Saudi Arabia has inaugurated a multilayered fence along its northern borders, as part of efforts to secure the kingdom’s vast desert frontiers against infiltrators and smugglers, state media said.
King Abdullah announced late Friday the launch of the first stage of a border security programme, covering 900 kilometres (560 miles) of the northern frontier, SPA state news agency reported.
SPA did not name Iraq, Saudi Arabia’s neighbour to the north, referring only to the northern frontier, but the two countries’ common border stretches over 800 kilometres (500 miles).
The project includes five layers of fencing which will cut the “number of infiltrators, drug, arms and cattle smugglers to zero,” SPA said.
It said surveillance would be reinforced by watch towers, night-vision cameras and 50 radars.

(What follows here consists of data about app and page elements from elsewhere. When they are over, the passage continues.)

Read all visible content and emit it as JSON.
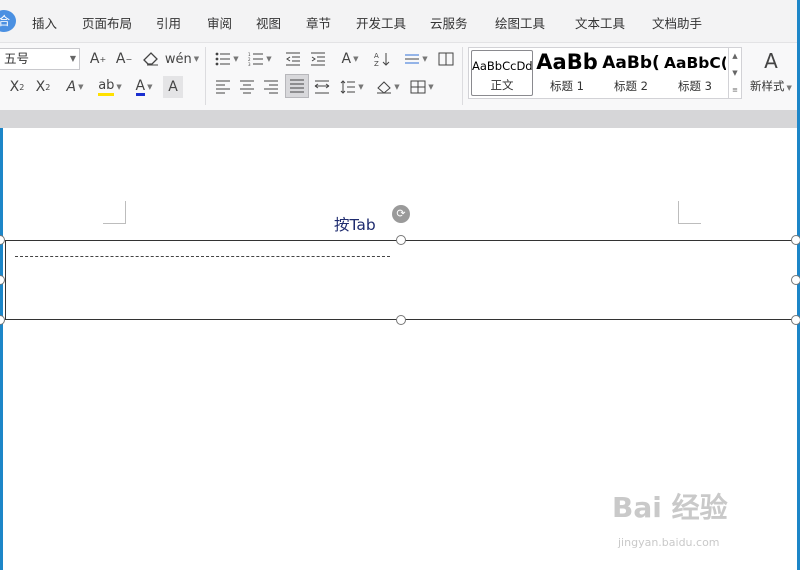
{
  "menu": {
    "logo": "合",
    "items": [
      "插入",
      "页面布局",
      "引用",
      "审阅",
      "视图",
      "章节",
      "开发工具",
      "云服务",
      "绘图工具",
      "文本工具",
      "文档助手"
    ]
  },
  "toolbar": {
    "font_size_value": "五号",
    "styles": [
      {
        "sample": "AaBbCcDd",
        "caption": "正文"
      },
      {
        "sample": "AaBb",
        "caption": "标题 1"
      },
      {
        "sample": "AaBb(",
        "caption": "标题 2"
      },
      {
        "sample": "AaBbC(",
        "caption": "标题 3"
      }
    ],
    "new_style_label": "新样式"
  },
  "document": {
    "header_text": "按Tab"
  },
  "watermark": {
    "main": "Bai 经验",
    "sub": "jingyan.baidu.com"
  },
  "colors": {
    "accent": "#1d86c8",
    "header_text": "#1f2c6f",
    "highlight": "#ffe100",
    "font_color": "#1a2fd0"
  }
}
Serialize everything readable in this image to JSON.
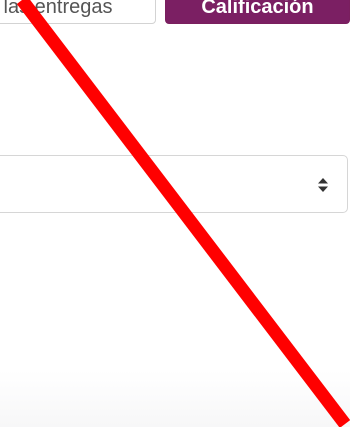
{
  "tabs": {
    "entregas_label": "las entregas",
    "calificacion_label": "Calificación"
  },
  "select": {
    "value": ""
  },
  "icons": {
    "select_arrows": "up-down-caret-icon"
  },
  "colors": {
    "accent": "#7b1f63",
    "overlay_slash": "#ff0000"
  }
}
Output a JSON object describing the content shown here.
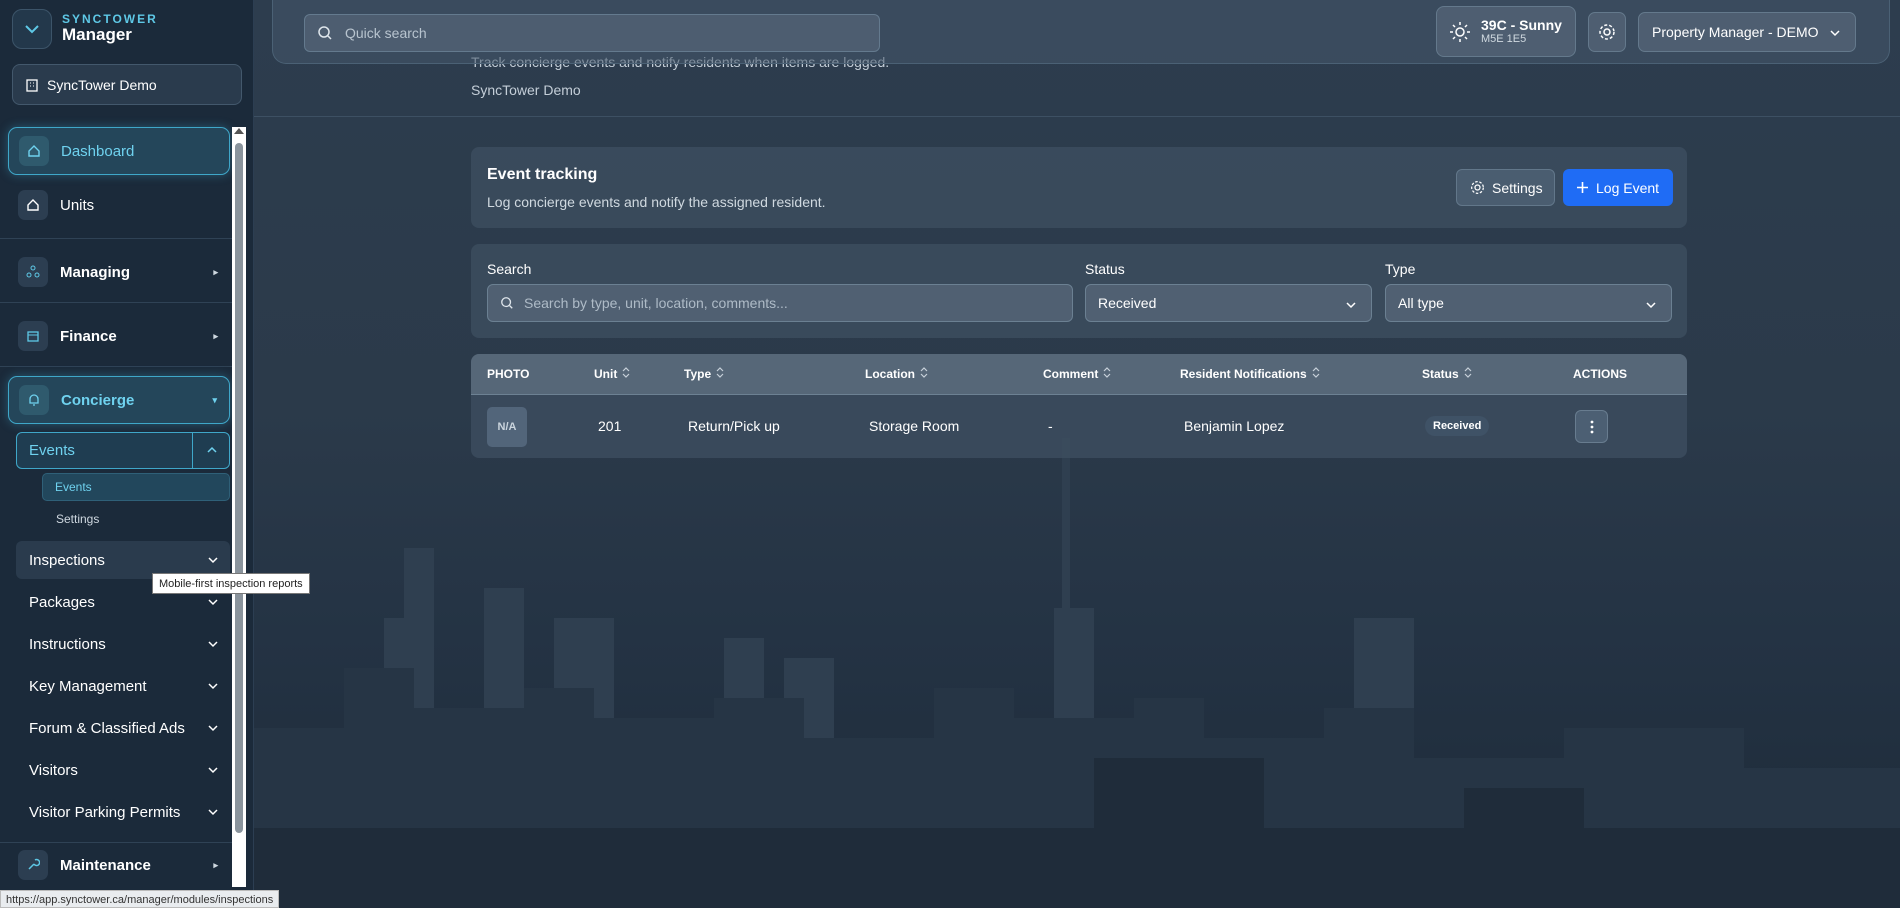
{
  "brand": {
    "top": "SYNCTOWER",
    "bottom": "Manager"
  },
  "org_button": {
    "label": "SyncTower Demo",
    "icon": "building-icon"
  },
  "sidebar": {
    "dashboard": "Dashboard",
    "units": "Units",
    "managing": "Managing",
    "finance": "Finance",
    "concierge": "Concierge",
    "concierge_sub": {
      "events_group": "Events",
      "events_link": "Events",
      "settings_link": "Settings"
    },
    "groups": [
      "Inspections",
      "Packages",
      "Instructions",
      "Key Management",
      "Forum & Classified Ads",
      "Visitors",
      "Visitor Parking Permits"
    ],
    "maintenance": "Maintenance"
  },
  "tooltip": "Mobile-first inspection reports",
  "status_url": "https://app.synctower.ca/manager/modules/inspections",
  "topbar": {
    "search_placeholder": "Quick search",
    "weather_title": "39C - Sunny",
    "weather_postal": "M5E 1E5",
    "user_label": "Property Manager - DEMO"
  },
  "page": {
    "subtitle": "Track concierge events and notify residents when items are logged.",
    "org": "SyncTower Demo"
  },
  "event_card": {
    "title": "Event tracking",
    "description": "Log concierge events and notify the assigned resident.",
    "settings_label": "Settings",
    "log_label": "Log Event"
  },
  "filters": {
    "search_label": "Search",
    "search_placeholder": "Search by type, unit, location, comments...",
    "status_label": "Status",
    "status_value": "Received",
    "type_label": "Type",
    "type_value": "All type"
  },
  "table": {
    "headers": [
      "PHOTO",
      "Unit",
      "Type",
      "Location",
      "Comment",
      "Resident Notifications",
      "Status",
      "ACTIONS"
    ],
    "rows": [
      {
        "photo": "N/A",
        "unit": "201",
        "type": "Return/Pick up",
        "location": "Storage Room",
        "comment": "-",
        "resident": "Benjamin Lopez",
        "status": "Received"
      }
    ]
  },
  "colors": {
    "accent": "#5ec8e6",
    "primary_button": "#1f6cf5",
    "sidebar_bg": "#1b2a3a"
  }
}
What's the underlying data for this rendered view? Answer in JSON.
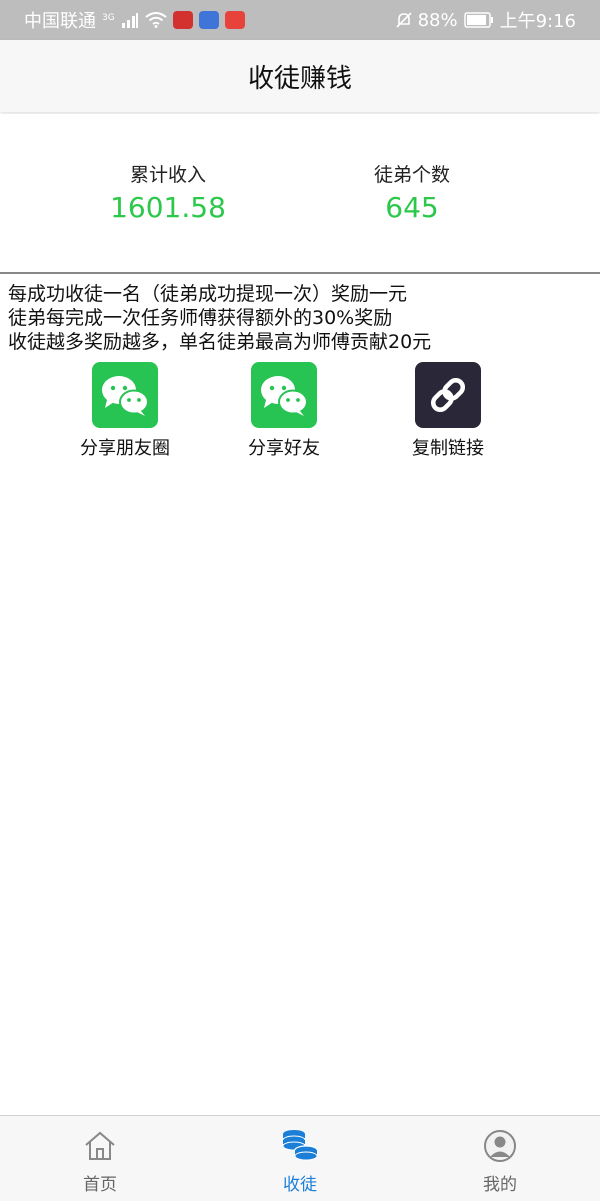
{
  "status_bar": {
    "carrier": "中国联通",
    "network": "3G",
    "battery": "88%",
    "time": "上午9:16",
    "icons": [
      "signal-icon",
      "wifi-icon",
      "app-icon-red",
      "app-icon-blue",
      "app-icon-huawei",
      "mute-icon",
      "battery-icon"
    ]
  },
  "header": {
    "title": "收徒赚钱"
  },
  "stats": {
    "income_label": "累计收入",
    "income_value": "1601.58",
    "apprentice_label": "徒弟个数",
    "apprentice_value": "645"
  },
  "rules": [
    "每成功收徒一名（徒弟成功提现一次）奖励一元",
    "徒弟每完成一次任务师傅获得额外的30%奖励",
    "收徒越多奖励越多，单名徒弟最高为师傅贡献20元"
  ],
  "share": [
    {
      "label": "分享朋友圈",
      "icon": "wechat-icon"
    },
    {
      "label": "分享好友",
      "icon": "wechat-icon"
    },
    {
      "label": "复制链接",
      "icon": "link-icon"
    }
  ],
  "tabs": [
    {
      "label": "首页",
      "icon": "home-icon"
    },
    {
      "label": "收徒",
      "icon": "coins-icon",
      "active": true
    },
    {
      "label": "我的",
      "icon": "profile-icon"
    }
  ],
  "colors": {
    "accent_green": "#2bc84a",
    "wechat_green": "#27c353",
    "active_tab_blue": "#1b7fd8",
    "link_bg": "#2a2838"
  }
}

Control complexes have been built in areas stretching from Hafr al-Batin in the northeast to Turaif near the Jordanian border, SPA said.
Relations between Iraq and Saudi Arabia have been deeply strained.
Riyadh has accused outgoing Iraqi Prime Minister Nuri al-Maliki of creating the conditions for the jihadist insurgency in his country by marginalising its Sunni Arab minority.
Maliki in turn has accused the oil-rich kingdom of supporting “terrorism” in Shiite-majority Iraq.
In July 2009, Riyadh signed a deal with European aerospace and defence contractors EADS to build a high-tech security fence on 9,000 kilometres (5,600 miles) of the country’s borders.
The original aim was to secure the Saudi border with Iraq with fencing and high-tech monitoring.
But with increased worries over infiltration by anti-government militants and Al-Qaeda, the Saudi interior ministry expanded the scope of the programme to fence and electronically monitor all the country’s borders.